● WHAT YOU WILL DO: Copy each line of the following data that contains "Subaru".

═══ DATA FOR REVIEW

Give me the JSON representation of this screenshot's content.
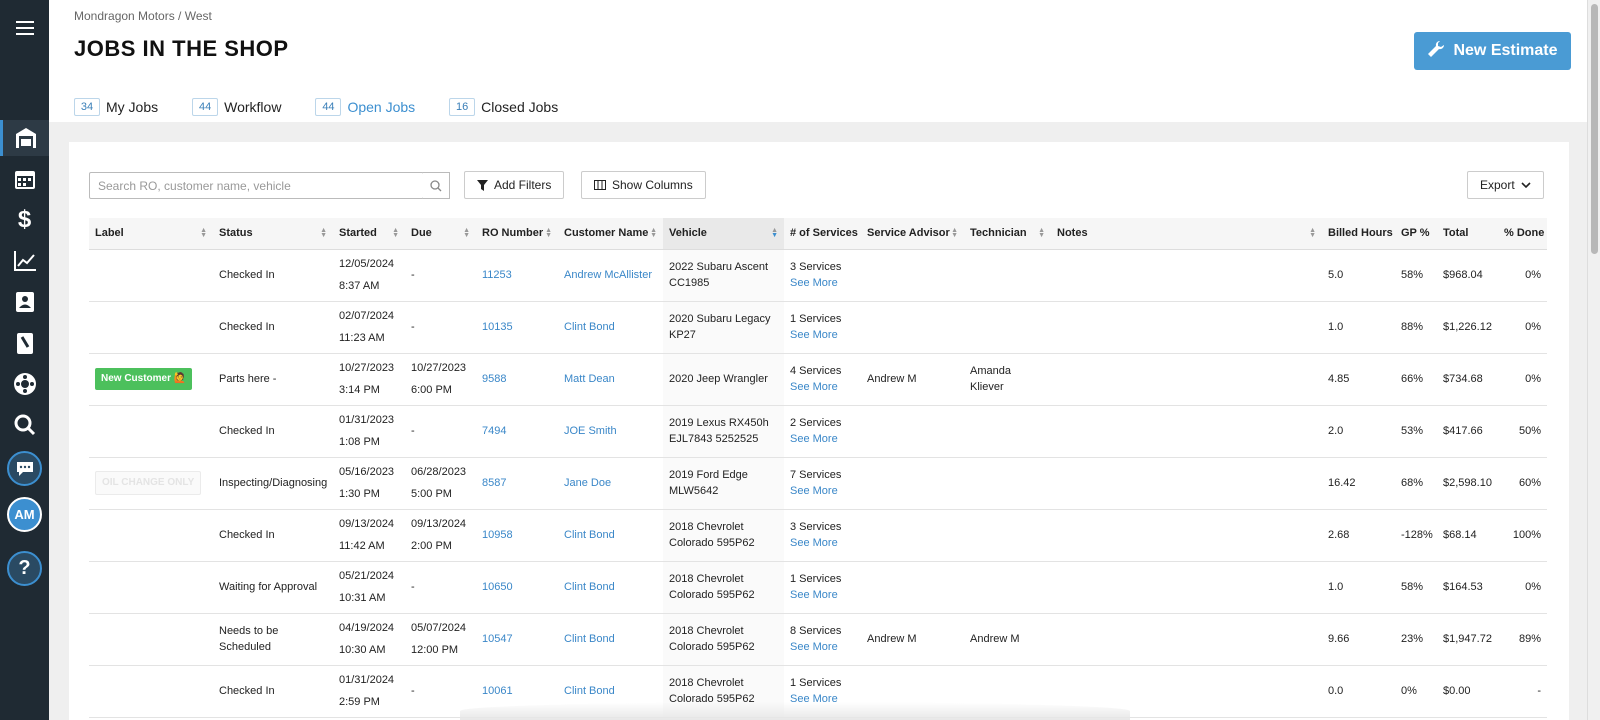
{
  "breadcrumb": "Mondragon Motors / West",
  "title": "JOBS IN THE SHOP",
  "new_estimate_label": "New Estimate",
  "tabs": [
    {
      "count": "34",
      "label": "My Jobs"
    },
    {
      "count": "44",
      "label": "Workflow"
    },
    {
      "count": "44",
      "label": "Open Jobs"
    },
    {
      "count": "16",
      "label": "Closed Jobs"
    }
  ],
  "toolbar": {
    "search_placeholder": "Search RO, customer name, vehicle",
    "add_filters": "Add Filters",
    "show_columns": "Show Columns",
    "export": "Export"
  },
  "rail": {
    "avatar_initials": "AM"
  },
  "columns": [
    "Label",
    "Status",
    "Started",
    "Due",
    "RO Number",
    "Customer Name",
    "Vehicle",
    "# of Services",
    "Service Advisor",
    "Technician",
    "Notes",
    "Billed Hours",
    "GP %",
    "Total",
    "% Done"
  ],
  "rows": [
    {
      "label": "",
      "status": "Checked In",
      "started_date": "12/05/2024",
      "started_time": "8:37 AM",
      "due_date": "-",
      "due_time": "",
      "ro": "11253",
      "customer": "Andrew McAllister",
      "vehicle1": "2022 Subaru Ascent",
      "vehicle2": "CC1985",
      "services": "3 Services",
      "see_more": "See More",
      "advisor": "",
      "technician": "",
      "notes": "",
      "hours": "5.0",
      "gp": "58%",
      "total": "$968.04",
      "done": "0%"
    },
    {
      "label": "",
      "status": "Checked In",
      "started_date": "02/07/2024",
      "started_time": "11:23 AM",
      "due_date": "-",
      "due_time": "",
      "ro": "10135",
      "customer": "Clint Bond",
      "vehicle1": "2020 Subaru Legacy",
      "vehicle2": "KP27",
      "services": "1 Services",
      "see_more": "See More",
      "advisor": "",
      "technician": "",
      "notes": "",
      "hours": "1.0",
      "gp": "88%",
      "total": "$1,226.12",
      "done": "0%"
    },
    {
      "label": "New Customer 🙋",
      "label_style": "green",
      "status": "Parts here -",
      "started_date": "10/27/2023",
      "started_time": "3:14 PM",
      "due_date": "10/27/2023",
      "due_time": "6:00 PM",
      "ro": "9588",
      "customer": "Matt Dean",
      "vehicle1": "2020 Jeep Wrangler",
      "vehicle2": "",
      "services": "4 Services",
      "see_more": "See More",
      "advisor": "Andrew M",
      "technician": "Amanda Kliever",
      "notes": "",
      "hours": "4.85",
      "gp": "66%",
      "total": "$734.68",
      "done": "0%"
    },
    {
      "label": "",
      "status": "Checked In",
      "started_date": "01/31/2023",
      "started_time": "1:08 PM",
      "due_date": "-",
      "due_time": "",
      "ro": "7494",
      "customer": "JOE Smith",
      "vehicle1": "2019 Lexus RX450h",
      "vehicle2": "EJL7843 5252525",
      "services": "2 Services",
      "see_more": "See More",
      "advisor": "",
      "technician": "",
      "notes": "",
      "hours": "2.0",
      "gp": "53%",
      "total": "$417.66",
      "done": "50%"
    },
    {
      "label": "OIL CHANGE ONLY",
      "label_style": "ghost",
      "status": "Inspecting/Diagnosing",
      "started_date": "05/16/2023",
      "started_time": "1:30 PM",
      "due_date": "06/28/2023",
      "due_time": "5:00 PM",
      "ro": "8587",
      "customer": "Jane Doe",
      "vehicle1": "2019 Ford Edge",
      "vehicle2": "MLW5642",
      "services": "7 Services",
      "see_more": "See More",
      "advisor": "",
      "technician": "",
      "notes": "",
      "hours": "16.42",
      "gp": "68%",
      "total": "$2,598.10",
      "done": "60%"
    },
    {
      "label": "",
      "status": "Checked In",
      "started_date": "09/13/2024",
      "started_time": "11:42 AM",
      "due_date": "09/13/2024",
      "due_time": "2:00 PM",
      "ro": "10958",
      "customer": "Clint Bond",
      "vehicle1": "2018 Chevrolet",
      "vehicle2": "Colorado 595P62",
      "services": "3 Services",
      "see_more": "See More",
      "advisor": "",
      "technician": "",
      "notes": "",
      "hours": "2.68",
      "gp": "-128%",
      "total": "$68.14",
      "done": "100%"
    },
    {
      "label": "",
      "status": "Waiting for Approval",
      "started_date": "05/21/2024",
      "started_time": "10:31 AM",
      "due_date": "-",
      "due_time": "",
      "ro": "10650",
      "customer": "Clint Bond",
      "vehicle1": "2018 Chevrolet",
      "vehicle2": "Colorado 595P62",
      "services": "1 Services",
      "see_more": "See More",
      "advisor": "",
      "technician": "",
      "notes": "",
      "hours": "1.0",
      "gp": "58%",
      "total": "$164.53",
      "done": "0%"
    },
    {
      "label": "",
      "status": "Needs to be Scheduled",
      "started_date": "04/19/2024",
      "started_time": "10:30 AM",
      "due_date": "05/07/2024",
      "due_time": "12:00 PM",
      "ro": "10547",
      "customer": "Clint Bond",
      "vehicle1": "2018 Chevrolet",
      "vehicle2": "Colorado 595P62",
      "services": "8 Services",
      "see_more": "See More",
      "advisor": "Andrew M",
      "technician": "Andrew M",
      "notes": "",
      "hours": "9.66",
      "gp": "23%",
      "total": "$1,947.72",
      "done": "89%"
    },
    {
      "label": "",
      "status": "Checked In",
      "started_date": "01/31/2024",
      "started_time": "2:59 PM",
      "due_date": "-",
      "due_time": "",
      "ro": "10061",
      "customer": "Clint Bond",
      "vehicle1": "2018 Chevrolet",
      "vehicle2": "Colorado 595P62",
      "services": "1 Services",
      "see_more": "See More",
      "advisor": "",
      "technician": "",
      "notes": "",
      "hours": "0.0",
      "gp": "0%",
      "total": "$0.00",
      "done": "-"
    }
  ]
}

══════
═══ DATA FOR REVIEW

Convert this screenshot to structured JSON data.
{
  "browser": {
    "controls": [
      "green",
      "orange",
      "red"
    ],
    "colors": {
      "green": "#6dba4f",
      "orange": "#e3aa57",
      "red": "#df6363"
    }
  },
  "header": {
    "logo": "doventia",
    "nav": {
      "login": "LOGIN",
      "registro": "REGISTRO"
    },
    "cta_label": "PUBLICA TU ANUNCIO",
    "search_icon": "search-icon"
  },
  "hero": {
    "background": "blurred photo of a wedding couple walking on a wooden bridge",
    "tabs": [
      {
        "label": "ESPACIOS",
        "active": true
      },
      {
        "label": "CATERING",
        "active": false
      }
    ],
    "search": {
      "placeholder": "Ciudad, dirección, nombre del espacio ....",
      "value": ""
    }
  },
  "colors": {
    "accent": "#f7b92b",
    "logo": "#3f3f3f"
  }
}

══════
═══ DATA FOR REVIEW

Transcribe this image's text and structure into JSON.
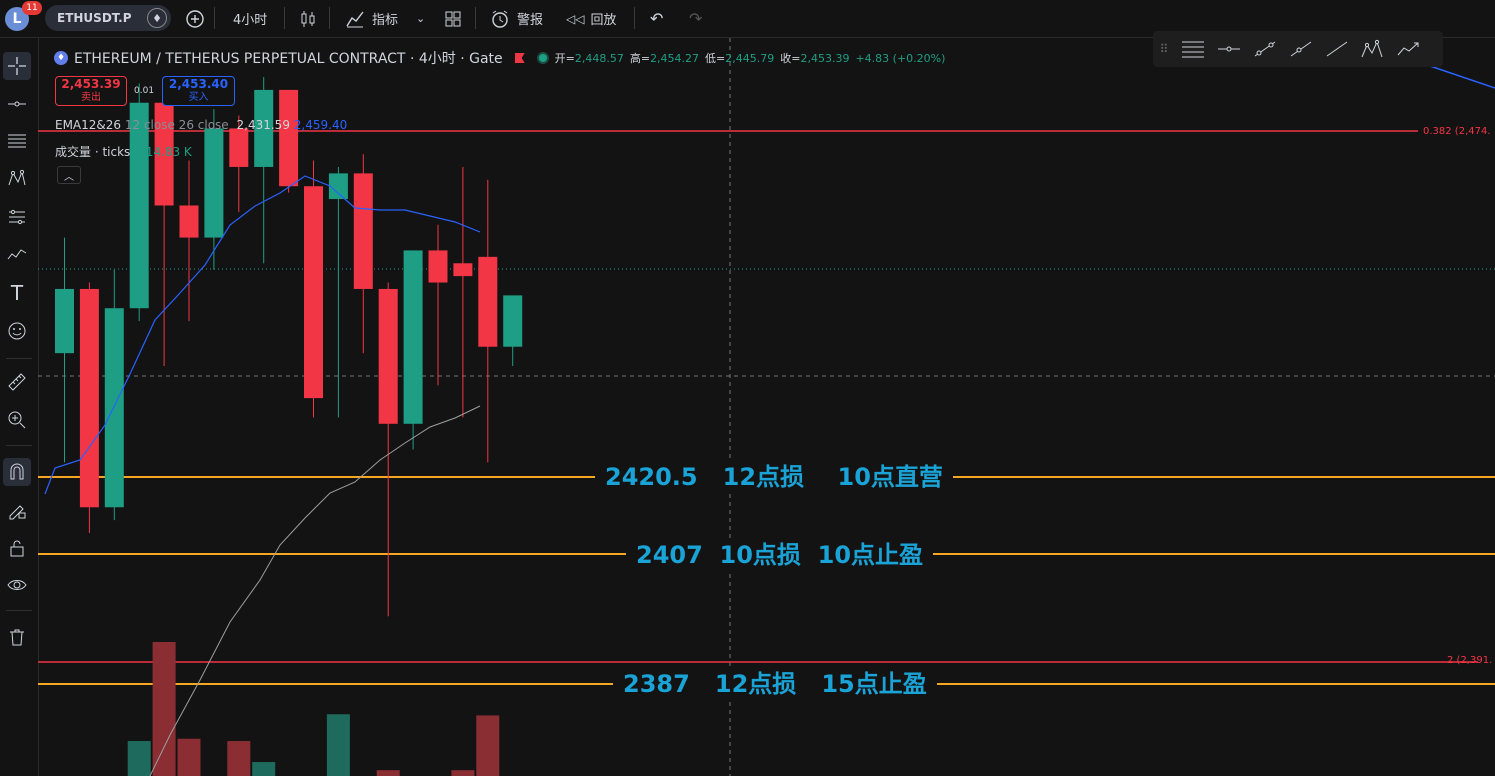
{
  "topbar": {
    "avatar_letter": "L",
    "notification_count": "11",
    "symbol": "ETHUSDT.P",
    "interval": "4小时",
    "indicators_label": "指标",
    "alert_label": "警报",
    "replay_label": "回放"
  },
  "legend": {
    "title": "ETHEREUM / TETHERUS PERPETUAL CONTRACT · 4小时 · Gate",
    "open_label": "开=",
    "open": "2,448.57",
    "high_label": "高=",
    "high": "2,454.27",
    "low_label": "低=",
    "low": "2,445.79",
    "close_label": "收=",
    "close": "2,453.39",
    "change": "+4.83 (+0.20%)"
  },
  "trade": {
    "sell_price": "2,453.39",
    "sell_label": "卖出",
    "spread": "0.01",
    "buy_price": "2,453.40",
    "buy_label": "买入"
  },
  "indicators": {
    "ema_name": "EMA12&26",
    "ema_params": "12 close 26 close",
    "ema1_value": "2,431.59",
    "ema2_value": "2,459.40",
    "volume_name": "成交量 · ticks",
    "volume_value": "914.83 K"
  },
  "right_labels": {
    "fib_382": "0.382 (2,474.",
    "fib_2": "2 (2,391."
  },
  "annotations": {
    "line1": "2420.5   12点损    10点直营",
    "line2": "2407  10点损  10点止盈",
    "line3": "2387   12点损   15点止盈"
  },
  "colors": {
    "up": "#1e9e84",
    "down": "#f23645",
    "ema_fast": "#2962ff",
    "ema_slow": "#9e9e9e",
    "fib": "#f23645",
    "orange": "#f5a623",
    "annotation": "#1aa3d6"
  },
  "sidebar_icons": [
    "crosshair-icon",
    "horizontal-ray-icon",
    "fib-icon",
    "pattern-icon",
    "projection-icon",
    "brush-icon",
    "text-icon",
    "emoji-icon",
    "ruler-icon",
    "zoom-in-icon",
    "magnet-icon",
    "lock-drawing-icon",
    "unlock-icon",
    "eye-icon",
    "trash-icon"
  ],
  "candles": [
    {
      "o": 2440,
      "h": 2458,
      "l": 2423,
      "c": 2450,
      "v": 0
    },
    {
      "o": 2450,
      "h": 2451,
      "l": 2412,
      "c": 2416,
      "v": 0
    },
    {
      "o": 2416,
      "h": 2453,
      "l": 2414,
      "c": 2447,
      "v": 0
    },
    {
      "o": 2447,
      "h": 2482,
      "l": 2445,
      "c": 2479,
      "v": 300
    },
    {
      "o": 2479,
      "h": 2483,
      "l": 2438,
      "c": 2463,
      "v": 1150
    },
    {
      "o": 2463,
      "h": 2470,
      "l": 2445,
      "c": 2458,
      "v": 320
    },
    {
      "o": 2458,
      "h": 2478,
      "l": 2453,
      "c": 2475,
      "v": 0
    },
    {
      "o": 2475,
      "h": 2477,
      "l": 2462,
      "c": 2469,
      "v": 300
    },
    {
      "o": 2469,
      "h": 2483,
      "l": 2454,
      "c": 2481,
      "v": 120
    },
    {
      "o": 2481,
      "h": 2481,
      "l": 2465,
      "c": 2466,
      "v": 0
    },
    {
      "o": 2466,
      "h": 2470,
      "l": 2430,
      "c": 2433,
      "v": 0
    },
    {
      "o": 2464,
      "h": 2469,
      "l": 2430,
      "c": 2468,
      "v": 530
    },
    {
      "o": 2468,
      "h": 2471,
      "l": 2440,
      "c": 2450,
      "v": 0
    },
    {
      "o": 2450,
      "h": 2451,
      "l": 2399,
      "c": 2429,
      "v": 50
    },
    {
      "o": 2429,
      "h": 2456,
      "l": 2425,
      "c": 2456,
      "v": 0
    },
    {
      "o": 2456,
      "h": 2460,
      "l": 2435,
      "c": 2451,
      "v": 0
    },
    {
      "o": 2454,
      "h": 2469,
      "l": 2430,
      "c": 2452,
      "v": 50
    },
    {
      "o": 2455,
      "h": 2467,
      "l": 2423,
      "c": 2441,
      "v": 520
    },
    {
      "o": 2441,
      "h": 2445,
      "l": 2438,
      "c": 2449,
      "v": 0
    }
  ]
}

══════

● WRITTEN SOLUTION:
      "vehicle1": "2022 Subaru Ascent",
      "vehicle1": "2020 Subaru Legacy",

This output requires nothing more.